Ms. Vélez-Couto

Maite Vélez-Couto

Vice President, rbb Communications

Maite Vélez-Couto, a Vice President at rbb Communications, brings a broad range of media relations, consumer product marketing and branding experience to the firm. Throughout her career, she has handled integrated communications campaigns for a wide variety of consumer clients – from travel and food and beverage to fashion and entertainment brands including, but not limited to AMResorts, Hampton by Hilton, Hilton Garden Inn by Hilton, Norwegian Cruise Line, Vlasic pickles, Mrs. Butterworth’s syrup, Starbucks Coffee Company, and Feld Entertainment. Ms. Vélez-Couto has vast knowledge of regional and national media, community relations and special events. She currently focuses on rbb’s hospitality and food and beverage clients, managing multiple award-winning programs including recipients of PRSA’s “Silver Anvil,” Holmes Report’s “Gold SABRE”, and HSMAI’s Adrian Awards. Her experience also includes supporting clients’ efforts in Mexico, Colombia, the Caribbean and Spain. Ms. Vélez-Couto graduated from the University of Miami with a bachelor’s degree in Spanish Literature and an associate degree in architecture, and from Florida International University with a bachelor’s degree in Humanities and post graduate studies in Spanish Language Journalism. She currently resides in Coral Gables.

Ms. Vélez-Couto can be contacted at 305-783-3140 or maite.velez-couto@rbbcommunications.com

Coming up in April 2018...

Guest Service: Empowering People

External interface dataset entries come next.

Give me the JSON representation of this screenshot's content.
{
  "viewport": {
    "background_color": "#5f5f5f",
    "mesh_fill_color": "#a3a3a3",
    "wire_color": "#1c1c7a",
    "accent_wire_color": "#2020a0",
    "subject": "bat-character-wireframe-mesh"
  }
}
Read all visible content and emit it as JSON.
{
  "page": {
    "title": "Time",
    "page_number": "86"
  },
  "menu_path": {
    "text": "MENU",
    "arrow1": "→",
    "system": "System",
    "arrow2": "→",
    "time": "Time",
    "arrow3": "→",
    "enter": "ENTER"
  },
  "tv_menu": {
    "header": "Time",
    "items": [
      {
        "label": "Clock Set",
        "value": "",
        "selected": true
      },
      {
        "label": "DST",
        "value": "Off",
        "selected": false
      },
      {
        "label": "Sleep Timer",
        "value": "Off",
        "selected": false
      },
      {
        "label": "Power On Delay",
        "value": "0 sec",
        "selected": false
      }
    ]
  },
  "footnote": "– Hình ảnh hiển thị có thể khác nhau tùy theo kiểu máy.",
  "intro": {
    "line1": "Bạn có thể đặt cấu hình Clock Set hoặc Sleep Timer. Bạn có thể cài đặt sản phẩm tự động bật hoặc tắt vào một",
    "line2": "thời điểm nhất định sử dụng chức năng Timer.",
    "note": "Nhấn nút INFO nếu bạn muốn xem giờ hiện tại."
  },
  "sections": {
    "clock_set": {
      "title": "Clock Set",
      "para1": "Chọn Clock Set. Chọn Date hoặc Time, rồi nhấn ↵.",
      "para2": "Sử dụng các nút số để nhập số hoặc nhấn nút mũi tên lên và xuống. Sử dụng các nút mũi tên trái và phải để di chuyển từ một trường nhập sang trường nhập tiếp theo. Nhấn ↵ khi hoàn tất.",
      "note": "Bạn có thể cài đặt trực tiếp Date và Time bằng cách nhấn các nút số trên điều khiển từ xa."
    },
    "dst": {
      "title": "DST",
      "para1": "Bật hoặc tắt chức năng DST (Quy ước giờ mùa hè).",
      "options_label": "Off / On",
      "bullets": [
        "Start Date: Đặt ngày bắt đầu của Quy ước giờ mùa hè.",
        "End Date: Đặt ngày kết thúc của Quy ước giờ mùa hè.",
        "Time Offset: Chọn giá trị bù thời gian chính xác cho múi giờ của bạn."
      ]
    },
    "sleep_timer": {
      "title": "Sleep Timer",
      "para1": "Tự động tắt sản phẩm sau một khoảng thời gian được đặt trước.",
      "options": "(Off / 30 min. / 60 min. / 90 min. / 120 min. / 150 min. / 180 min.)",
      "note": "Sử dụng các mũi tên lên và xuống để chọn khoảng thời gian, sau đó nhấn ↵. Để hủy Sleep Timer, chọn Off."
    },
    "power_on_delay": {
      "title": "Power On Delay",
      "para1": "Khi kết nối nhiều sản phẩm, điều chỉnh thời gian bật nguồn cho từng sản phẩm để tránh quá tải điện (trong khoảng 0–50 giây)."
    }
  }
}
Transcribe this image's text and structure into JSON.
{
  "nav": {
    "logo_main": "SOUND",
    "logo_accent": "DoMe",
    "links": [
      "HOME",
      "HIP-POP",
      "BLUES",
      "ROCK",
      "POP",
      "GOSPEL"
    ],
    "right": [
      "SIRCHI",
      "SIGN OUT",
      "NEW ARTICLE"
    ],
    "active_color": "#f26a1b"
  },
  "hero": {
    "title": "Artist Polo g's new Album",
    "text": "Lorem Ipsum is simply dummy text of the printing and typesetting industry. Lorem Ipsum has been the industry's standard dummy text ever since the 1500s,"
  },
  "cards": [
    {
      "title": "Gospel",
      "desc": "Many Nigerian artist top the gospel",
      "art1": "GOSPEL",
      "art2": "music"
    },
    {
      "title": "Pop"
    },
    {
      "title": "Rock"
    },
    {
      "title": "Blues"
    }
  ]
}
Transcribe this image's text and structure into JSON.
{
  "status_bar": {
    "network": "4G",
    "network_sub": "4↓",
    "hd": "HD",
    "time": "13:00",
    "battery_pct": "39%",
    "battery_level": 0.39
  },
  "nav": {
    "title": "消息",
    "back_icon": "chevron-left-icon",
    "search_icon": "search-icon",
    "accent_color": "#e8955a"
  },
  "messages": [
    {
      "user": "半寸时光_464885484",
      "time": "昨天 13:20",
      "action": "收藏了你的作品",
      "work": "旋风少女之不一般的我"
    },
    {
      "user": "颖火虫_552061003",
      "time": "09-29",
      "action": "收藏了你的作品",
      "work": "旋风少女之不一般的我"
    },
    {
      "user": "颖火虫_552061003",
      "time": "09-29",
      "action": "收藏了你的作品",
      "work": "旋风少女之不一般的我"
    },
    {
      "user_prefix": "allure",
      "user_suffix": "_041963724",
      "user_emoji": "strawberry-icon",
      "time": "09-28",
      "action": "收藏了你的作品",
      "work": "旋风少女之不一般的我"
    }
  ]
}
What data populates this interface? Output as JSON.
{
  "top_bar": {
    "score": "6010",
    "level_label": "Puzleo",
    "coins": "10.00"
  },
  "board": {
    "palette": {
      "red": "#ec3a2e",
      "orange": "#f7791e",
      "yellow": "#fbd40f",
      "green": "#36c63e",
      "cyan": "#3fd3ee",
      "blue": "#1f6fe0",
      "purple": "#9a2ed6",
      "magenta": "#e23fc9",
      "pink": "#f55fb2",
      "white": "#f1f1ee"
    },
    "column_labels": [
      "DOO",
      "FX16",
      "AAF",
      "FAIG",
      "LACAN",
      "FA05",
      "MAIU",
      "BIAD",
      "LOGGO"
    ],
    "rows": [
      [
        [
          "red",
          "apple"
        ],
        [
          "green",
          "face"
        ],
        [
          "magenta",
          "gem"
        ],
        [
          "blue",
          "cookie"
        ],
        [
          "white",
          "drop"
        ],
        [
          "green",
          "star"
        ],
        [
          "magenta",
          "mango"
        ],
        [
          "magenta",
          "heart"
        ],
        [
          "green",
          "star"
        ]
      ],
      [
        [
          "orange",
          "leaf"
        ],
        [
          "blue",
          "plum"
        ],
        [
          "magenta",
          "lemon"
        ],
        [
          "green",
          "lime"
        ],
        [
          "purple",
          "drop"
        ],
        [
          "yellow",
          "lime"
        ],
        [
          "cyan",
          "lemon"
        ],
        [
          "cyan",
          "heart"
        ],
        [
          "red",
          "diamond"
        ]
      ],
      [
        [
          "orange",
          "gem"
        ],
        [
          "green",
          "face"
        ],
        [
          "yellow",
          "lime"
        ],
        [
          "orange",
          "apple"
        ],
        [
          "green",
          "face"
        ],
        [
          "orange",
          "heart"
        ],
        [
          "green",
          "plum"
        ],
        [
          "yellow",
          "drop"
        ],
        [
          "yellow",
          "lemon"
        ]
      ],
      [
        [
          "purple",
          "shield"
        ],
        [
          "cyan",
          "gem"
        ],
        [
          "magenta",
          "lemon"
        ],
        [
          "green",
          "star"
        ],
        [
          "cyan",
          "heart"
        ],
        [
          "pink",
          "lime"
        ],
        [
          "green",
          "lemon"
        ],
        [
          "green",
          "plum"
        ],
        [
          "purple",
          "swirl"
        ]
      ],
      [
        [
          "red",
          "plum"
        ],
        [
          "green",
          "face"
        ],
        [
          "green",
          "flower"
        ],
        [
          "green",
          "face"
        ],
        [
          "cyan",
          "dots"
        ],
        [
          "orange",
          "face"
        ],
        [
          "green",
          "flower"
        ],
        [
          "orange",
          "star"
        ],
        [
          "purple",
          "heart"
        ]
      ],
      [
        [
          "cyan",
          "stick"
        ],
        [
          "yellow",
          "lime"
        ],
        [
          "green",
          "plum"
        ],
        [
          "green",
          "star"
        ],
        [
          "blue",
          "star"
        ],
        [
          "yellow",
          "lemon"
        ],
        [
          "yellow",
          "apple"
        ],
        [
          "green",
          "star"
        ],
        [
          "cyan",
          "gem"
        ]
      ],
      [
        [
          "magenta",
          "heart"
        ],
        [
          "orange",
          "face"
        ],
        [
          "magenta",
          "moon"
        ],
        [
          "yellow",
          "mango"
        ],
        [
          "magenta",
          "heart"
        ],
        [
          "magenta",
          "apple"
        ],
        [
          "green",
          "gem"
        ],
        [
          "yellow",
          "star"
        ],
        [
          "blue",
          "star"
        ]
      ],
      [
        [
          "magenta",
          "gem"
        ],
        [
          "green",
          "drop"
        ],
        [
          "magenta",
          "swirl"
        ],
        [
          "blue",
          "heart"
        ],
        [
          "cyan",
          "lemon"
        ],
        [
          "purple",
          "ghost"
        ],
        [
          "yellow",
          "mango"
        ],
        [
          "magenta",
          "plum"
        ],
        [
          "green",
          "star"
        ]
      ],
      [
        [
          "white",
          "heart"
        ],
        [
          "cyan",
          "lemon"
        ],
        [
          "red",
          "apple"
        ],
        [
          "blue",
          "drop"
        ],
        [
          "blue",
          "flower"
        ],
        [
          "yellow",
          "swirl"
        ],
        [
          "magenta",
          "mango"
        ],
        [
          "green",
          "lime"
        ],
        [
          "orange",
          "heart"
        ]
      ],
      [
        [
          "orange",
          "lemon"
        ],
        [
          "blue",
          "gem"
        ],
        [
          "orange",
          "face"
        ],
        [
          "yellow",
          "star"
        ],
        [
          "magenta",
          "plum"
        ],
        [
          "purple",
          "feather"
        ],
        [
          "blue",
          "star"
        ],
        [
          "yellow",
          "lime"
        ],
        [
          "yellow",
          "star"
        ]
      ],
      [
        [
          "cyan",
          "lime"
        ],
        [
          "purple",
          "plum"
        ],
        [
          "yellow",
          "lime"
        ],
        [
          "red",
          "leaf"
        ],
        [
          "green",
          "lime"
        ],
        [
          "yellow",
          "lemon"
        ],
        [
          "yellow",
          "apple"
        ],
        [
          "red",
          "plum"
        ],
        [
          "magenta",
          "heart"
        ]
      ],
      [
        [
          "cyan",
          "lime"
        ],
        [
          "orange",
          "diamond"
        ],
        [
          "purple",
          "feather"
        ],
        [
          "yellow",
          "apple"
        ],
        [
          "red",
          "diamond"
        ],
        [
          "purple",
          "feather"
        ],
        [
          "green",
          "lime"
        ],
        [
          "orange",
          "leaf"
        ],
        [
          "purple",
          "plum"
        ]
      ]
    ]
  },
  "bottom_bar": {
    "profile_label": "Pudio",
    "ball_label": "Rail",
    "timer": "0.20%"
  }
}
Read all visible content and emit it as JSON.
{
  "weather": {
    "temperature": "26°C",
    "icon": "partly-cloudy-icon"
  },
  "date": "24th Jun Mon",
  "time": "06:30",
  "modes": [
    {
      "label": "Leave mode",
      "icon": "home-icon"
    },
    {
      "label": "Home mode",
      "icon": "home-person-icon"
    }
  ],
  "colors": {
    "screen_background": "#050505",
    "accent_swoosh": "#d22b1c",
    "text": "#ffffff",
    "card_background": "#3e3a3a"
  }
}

Excellent customer service is vitally important in all businesses but it is especially important for hotels where customer service is the lifeblood of the business. Outstanding customer service is essential in creating new customers, retaining existing customers, and cultivating referrals for future customers. Employees who meet and exceed guest expectations are critical to a hotel's success, and it begins with the hiring process. It is imperative for HR personnel to screen for and hire people who inherently possess customer-friendly traits - empathy, warmth and conscientiousness - which allow them to serve guests naturally and authentically. Trait-based hiring means considering more than just a candidate's technical skills and background; it means looking for and selecting employees who naturally desire to take care of people, who derive satisfaction and pleasure from fulfilling guests' needs, and who don't consider customer service to be a chore. Without the presence of these specific traits and attributes, it is difficult for an employee to provide genuine hospitality. Once that kind of employee has been hired, it is necessary to empower them. Some forward-thinking hotels empower their employees to proactively fix customer problems without having to wait for management approval. This employee empowerment—the permission to be creative, and even having the authority to spend money on a customer's behalf - is a resourceful way to resolve guest problems quickly and efficiently. When management places their faith in an employee's good judgment, it inspires a sense of trust and provides a sense of higher purpose beyond a simple paycheck. The April issue of the Hotel Business Review will document what some leading hotels are doing to cultivate and manage guest satisfaction in their operations.